Notre Dame graduate Brian T. Moynihan, 49, will become Bank of America’s Chief Executive, it was announced yesterday, becoming head of the largest bank in the U.S. and capping a meteoric rise to the top.
Moynihan was honored by our sister publication, Irish America magazine, at their Wall Street 50 dinner this year and also by the American Ireland Fund.
Moynihan moved to Bank of America in 2004 when it was acquired by Fleet Boston Financial Corp. He currently heads Bank of America’s consumer and small-business banking division
Before that, he served in several key positions at the company, including general counsel during the stormy negotiations to take over Merrill Lynch at the height of the banking crisis.
“I’ve always thought I could do the job. I have experience in all the businesses, and most importantly I’ve worked to understand our company and what motivates this company,’’ Moynihan told the Boston Globe.
“He has excelled in every role, earning the loyalty and respect of customers and associates alike. In short, Brian brings the right combination of knowledge, experience and leadership to achieve all of our company’s goals for the future,’’ the bank’s chairman, Walter E. Massey, said last night.
“This is a remarkable executive,’’ said Charles K. Gifford, a longtime Boston banker and a Bank of America director who served on the search committee. “I have little doubt that Brian Moynihan will emerge as one of the most influential and successful leaders in corporate America.’’
Moynihan traces his Irish roots back to the 1850’s. “Both my parents come from small towns in upstate New York where the Irish part of their families had farms and then opened some stores. My grandfather was a lawyer up there. My dad went to school and became a chemist to work or DuPont. I’m one of eight children, number six. My parents moved to a little town in Ohio, called Marietta the month before I was born.
Speaking of his Notre Dame years Moynihan told Irish America:
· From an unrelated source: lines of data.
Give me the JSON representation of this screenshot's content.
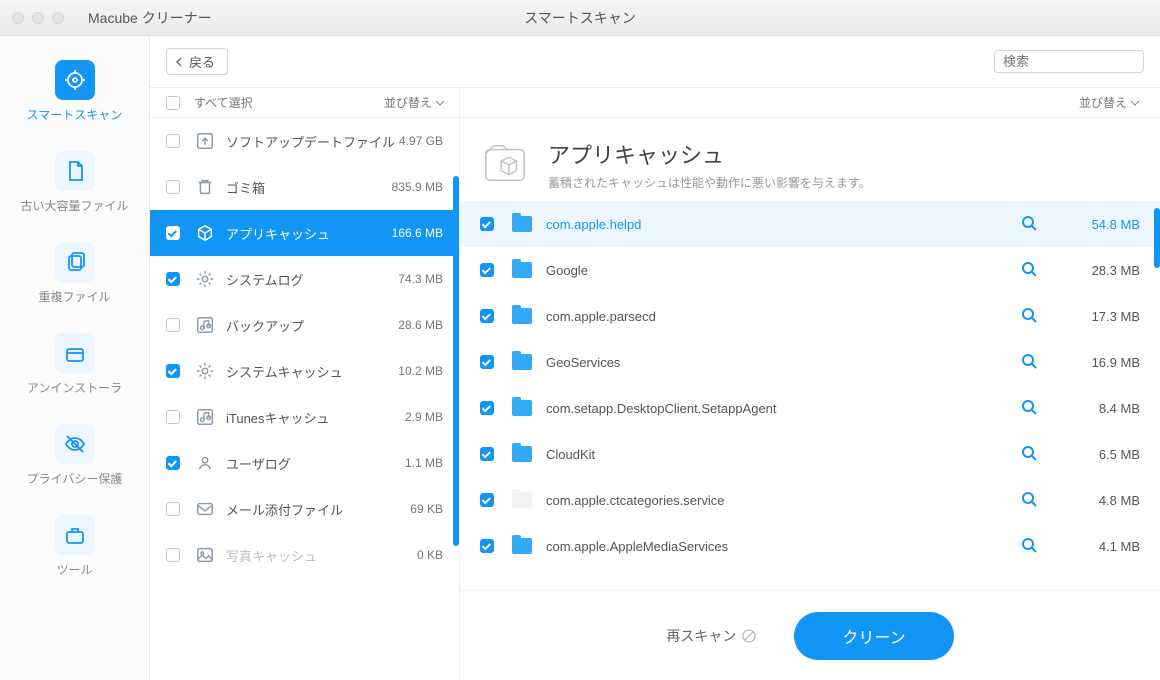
{
  "titlebar": {
    "app": "Macube クリーナー",
    "title": "スマートスキャン"
  },
  "sidebar": [
    {
      "label": "スマートスキャン",
      "icon": "target",
      "active": true
    },
    {
      "label": "古い大容量ファイル",
      "icon": "file"
    },
    {
      "label": "重複ファイル",
      "icon": "copy"
    },
    {
      "label": "アンインストーラ",
      "icon": "box"
    },
    {
      "label": "プライバシー保護",
      "icon": "eye-off"
    },
    {
      "label": "ツール",
      "icon": "toolbox"
    }
  ],
  "toolbar": {
    "back": "戻る"
  },
  "search": {
    "placeholder": "検索"
  },
  "catHeader": {
    "selectAll": "すべて選択",
    "sort": "並び替え"
  },
  "cats": [
    {
      "label": "ソフトアップデートファイル",
      "size": "4.97 GB",
      "icon": "upload"
    },
    {
      "label": "ゴミ箱",
      "size": "835.9 MB",
      "icon": "trash"
    },
    {
      "label": "アプリキャッシュ",
      "size": "166.6 MB",
      "icon": "cube",
      "active": true,
      "checked": true
    },
    {
      "label": "システムログ",
      "size": "74.3 MB",
      "icon": "gear",
      "checked": true
    },
    {
      "label": "バックアップ",
      "size": "28.6 MB",
      "icon": "music"
    },
    {
      "label": "システムキャッシュ",
      "size": "10.2 MB",
      "icon": "gear",
      "checked": true
    },
    {
      "label": "iTunesキャッシュ",
      "size": "2.9 MB",
      "icon": "music"
    },
    {
      "label": "ユーザログ",
      "size": "1.1 MB",
      "icon": "user",
      "checked": true
    },
    {
      "label": "メール添付ファイル",
      "size": "69 KB",
      "icon": "mail"
    },
    {
      "label": "写真キャッシュ",
      "size": "0 KB",
      "icon": "image",
      "disabled": true
    }
  ],
  "detail": {
    "title": "アプリキャッシュ",
    "subtitle": "蓄積されたキャッシュは性能や動作に悪い影響を与えます。",
    "sort": "並び替え",
    "items": [
      {
        "name": "com.apple.helpd",
        "size": "54.8 MB",
        "checked": true,
        "sel": true
      },
      {
        "name": "Google",
        "size": "28.3 MB",
        "checked": true
      },
      {
        "name": "com.apple.parsecd",
        "size": "17.3 MB",
        "checked": true
      },
      {
        "name": "GeoServices",
        "size": "16.9 MB",
        "checked": true
      },
      {
        "name": "com.setapp.DesktopClient.SetappAgent",
        "size": "8.4 MB",
        "checked": true
      },
      {
        "name": "CloudKit",
        "size": "6.5 MB",
        "checked": true
      },
      {
        "name": "com.apple.ctcategories.service",
        "size": "4.8 MB",
        "checked": true,
        "plain": true
      },
      {
        "name": "com.apple.AppleMediaServices",
        "size": "4.1 MB",
        "checked": true
      }
    ]
  },
  "footer": {
    "rescan": "再スキャン",
    "clean": "クリーン"
  }
}
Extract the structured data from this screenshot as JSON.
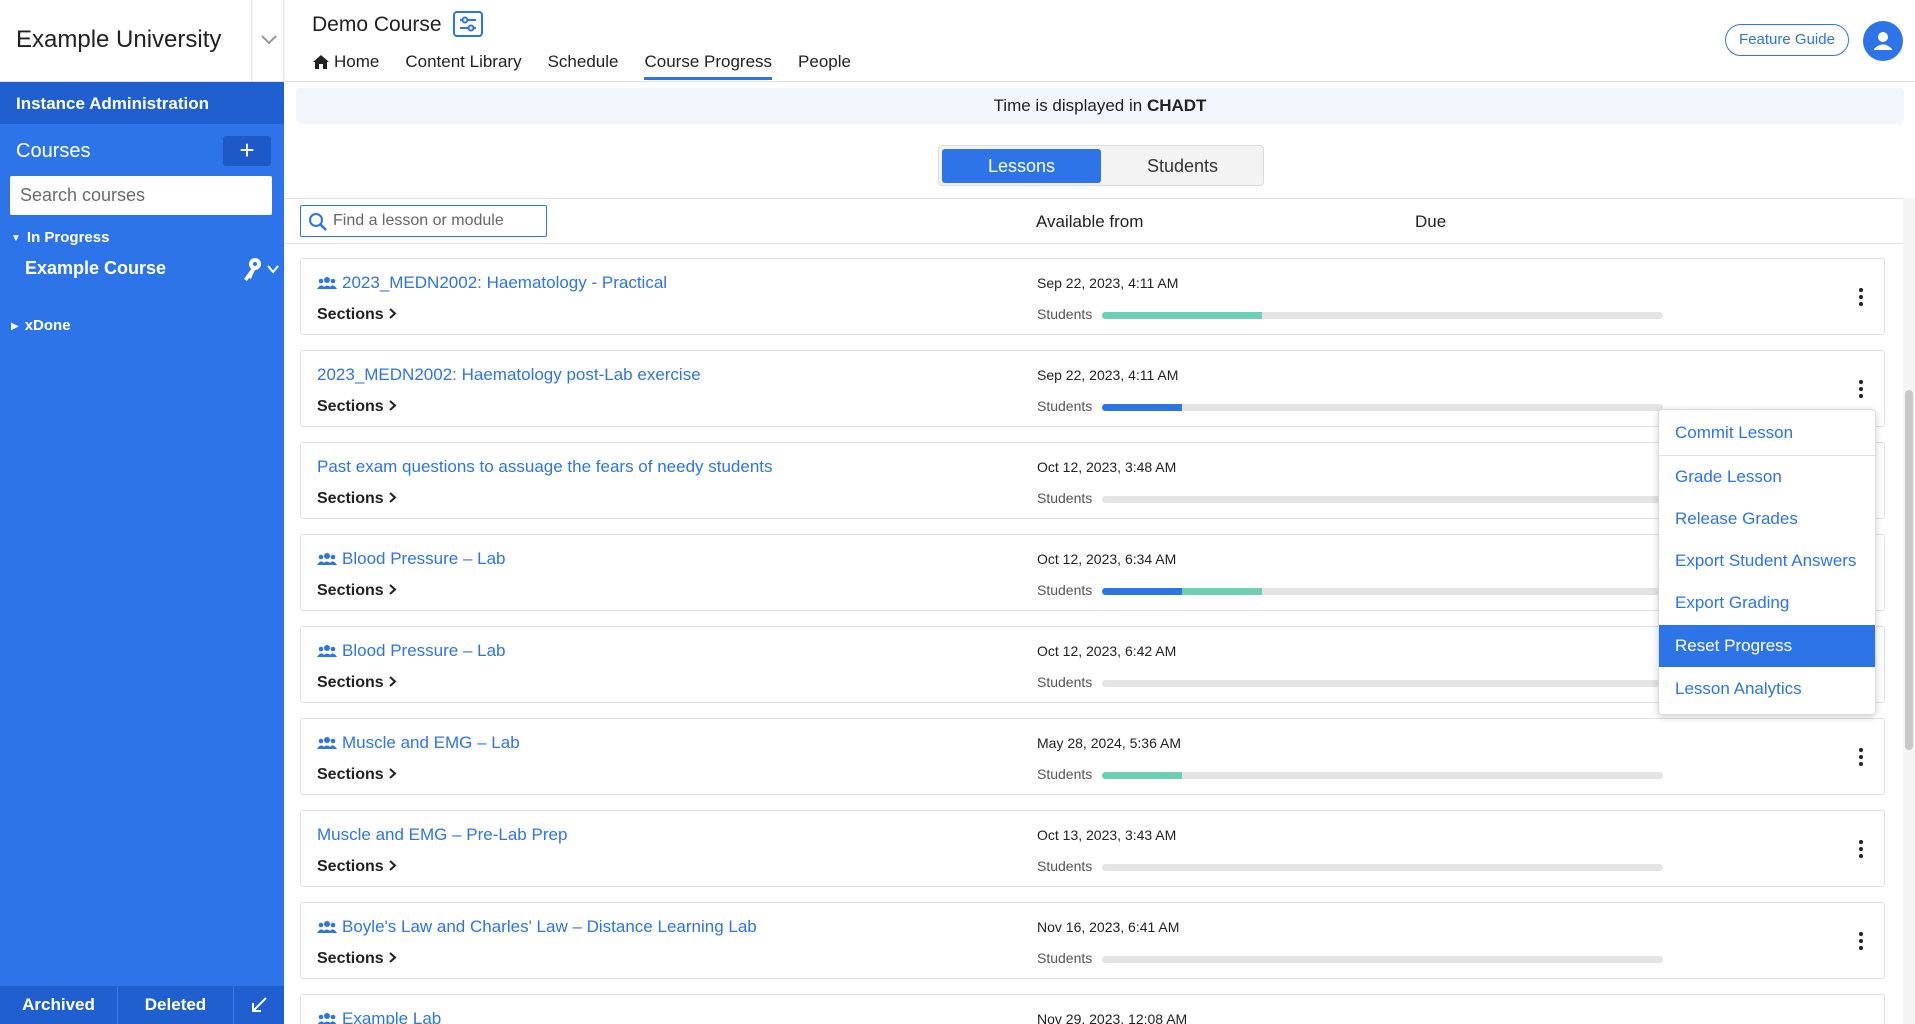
{
  "sidebar": {
    "university": "Example University",
    "admin": "Instance Administration",
    "courses_label": "Courses",
    "add_label": "+",
    "search_placeholder": "Search courses",
    "in_progress": "In Progress",
    "course_item": "Example Course",
    "xdone": "xDone",
    "archived": "Archived",
    "deleted": "Deleted"
  },
  "header": {
    "course_title": "Demo Course",
    "nav": [
      "Home",
      "Content Library",
      "Schedule",
      "Course Progress",
      "People"
    ],
    "active_nav": "Course Progress",
    "feature_guide": "Feature Guide"
  },
  "main": {
    "tz_prefix": "Time is displayed in",
    "tz_zone": "CHADT",
    "toggle": {
      "lessons": "Lessons",
      "students": "Students",
      "selected": "Lessons"
    },
    "find_placeholder": "Find a lesson or module",
    "col_available": "Available from",
    "col_due": "Due",
    "sections_label": "Sections",
    "students_label": "Students"
  },
  "colors": {
    "accent": "#2c74e8",
    "progress_blue": "#2c74e8",
    "progress_teal": "#6fcfb4"
  },
  "lessons": [
    {
      "title": "2023_MEDN2002: Haematology - Practical",
      "group": true,
      "available": "Sep 22, 2023, 4:11 AM",
      "progress_blue": 0,
      "progress_teal": 0.285
    },
    {
      "title": "2023_MEDN2002: Haematology post-Lab exercise",
      "group": false,
      "available": "Sep 22, 2023, 4:11 AM",
      "progress_blue": 0.143,
      "progress_teal": 0
    },
    {
      "title": "Past exam questions to assuage the fears of needy students",
      "group": false,
      "available": "Oct 12, 2023, 3:48 AM",
      "progress_blue": 0,
      "progress_teal": 0
    },
    {
      "title": "Blood Pressure – Lab",
      "group": true,
      "available": "Oct 12, 2023, 6:34 AM",
      "progress_blue": 0.143,
      "progress_teal": 0.143
    },
    {
      "title": "Blood Pressure – Lab",
      "group": true,
      "available": "Oct 12, 2023, 6:42 AM",
      "progress_blue": 0,
      "progress_teal": 0
    },
    {
      "title": "Muscle and EMG – Lab",
      "group": true,
      "available": "May 28, 2024, 5:36 AM",
      "progress_blue": 0,
      "progress_teal": 0.143
    },
    {
      "title": "Muscle and EMG – Pre-Lab Prep",
      "group": false,
      "available": "Oct 13, 2023, 3:43 AM",
      "progress_blue": 0,
      "progress_teal": 0
    },
    {
      "title": "Boyle's Law and Charles' Law – Distance Learning Lab",
      "group": true,
      "available": "Nov 16, 2023, 6:41 AM",
      "progress_blue": 0,
      "progress_teal": 0
    },
    {
      "title": "Example Lab",
      "group": true,
      "available": "Nov 29, 2023, 12:08 AM",
      "progress_blue": 0,
      "progress_teal": 0
    }
  ],
  "context_menu": {
    "items": [
      "Commit Lesson",
      "Grade Lesson",
      "Release Grades",
      "Export Student Answers",
      "Export Grading",
      "Reset Progress",
      "Lesson Analytics"
    ],
    "highlighted": "Reset Progress"
  }
}
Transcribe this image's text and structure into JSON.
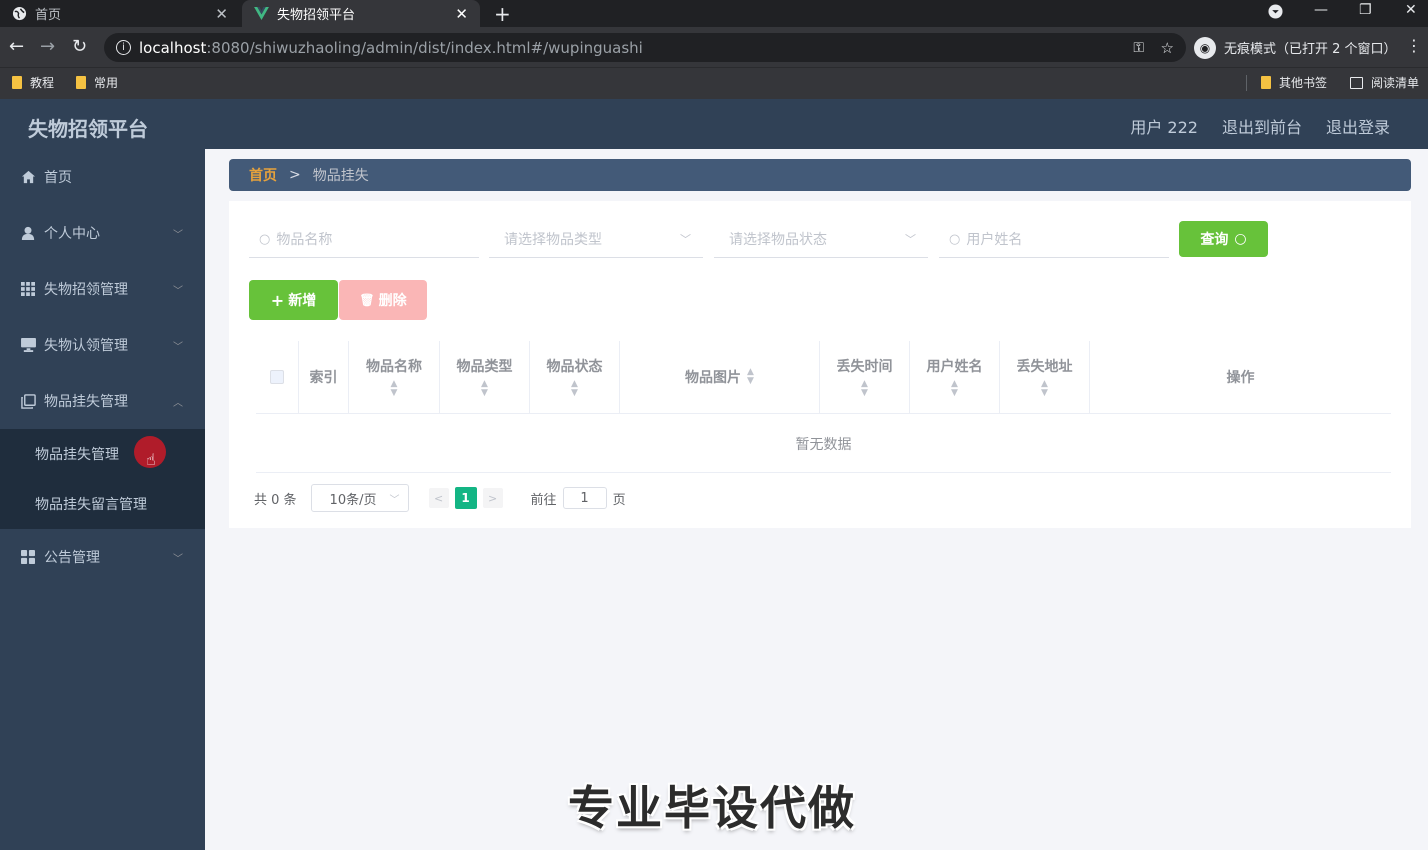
{
  "browser": {
    "tabs": [
      {
        "label": "首页",
        "icon": "globe-icon"
      },
      {
        "label": "失物招领平台",
        "icon": "vue-icon"
      }
    ],
    "url": {
      "host": "localhost",
      "path": ":8080/shiwuzhaoling/admin/dist/index.html#/wupinguashi"
    },
    "incognito_label": "无痕模式（已打开 2 个窗口）",
    "bookmarks": [
      "教程",
      "常用"
    ],
    "bookmarks_right": [
      "其他书签",
      "阅读清单"
    ]
  },
  "header": {
    "brand": "失物招领平台",
    "user": "用户 222",
    "front_link": "退出到前台",
    "logout_link": "退出登录"
  },
  "sidebar": {
    "items": [
      {
        "label": "首页",
        "icon": "home-icon"
      },
      {
        "label": "个人中心",
        "icon": "user-icon"
      },
      {
        "label": "失物招领管理",
        "icon": "grid-icon"
      },
      {
        "label": "失物认领管理",
        "icon": "monitor-icon"
      },
      {
        "label": "物品挂失管理",
        "icon": "copy-icon"
      },
      {
        "label": "公告管理",
        "icon": "apps-icon"
      }
    ],
    "subitems": [
      "物品挂失管理",
      "物品挂失留言管理"
    ]
  },
  "breadcrumb": {
    "home": "首页",
    "separator": ">",
    "current": "物品挂失"
  },
  "filters": {
    "name_placeholder": "物品名称",
    "type_placeholder": "请选择物品类型",
    "status_placeholder": "请选择物品状态",
    "user_placeholder": "用户姓名",
    "query_label": "查询"
  },
  "actions": {
    "add_label": "新增",
    "delete_label": "删除"
  },
  "table": {
    "columns": [
      "索引",
      "物品名称",
      "物品类型",
      "物品状态",
      "物品图片",
      "丢失时间",
      "用户姓名",
      "丢失地址",
      "操作"
    ],
    "empty_text": "暂无数据"
  },
  "pagination": {
    "total": "共 0 条",
    "page_size": "10条/页",
    "current_page": "1",
    "goto_prefix": "前往",
    "goto_value": "1",
    "goto_suffix": "页"
  },
  "watermark": "专业毕设代做",
  "colors": {
    "header_bg": "#304156",
    "primary_green": "#67c23a",
    "danger_light": "#fab6b6",
    "page_active": "#13b584",
    "breadcrumb_bg": "#435a78",
    "home_crumb": "#e6a23c"
  }
}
“My grandfather and my uncle both went to Notre Dame, so I had a great Notre Dame tradition. It was the best place in the world to go to law school. It was a very supportive place and we had more fun than we probably should have had. It’s a great school for a lot of reasons, but the law school was small, you really knew the professors, you really knew the undergraduates.
“I played rugby so it was fun, too. We went last August . We took my father and mother, and three of my siblings and our children went, so we had about 18 people traveling around in a bus, and it was a lot of fun. We went to Dublin for a few days and then took off down to the southwest. We had a bus driver who had that great Irish humor; we just laughed.
“I think we Irish try to have a good sense of humor, and I think you’ve got to be serious but not take yourself too seriously. I think also that no matter how many generations removed, there’s a little bit of a chip on the shoulder, and that you always [feel you must] prove yourself. There’s no sense of entitlement, no sense of placement, it’s all a sense of you’ve got to go out and work hard to get there.
“It doesn’t all break your way all the time, so you’ve got to just power through it. I think that’s deeply embedded in the culture of the Irish, including the Irish that went around the world, not only to this country but other countries. There’s a common trait, the people all had a sense that they needed to keep pushing forward, and they were never sort of settled. And I think that if you look across generations and look across people and meet people in the current generation in Ireland you see that trait’s still there.”
Where does the term “the luck of the Irish” come from?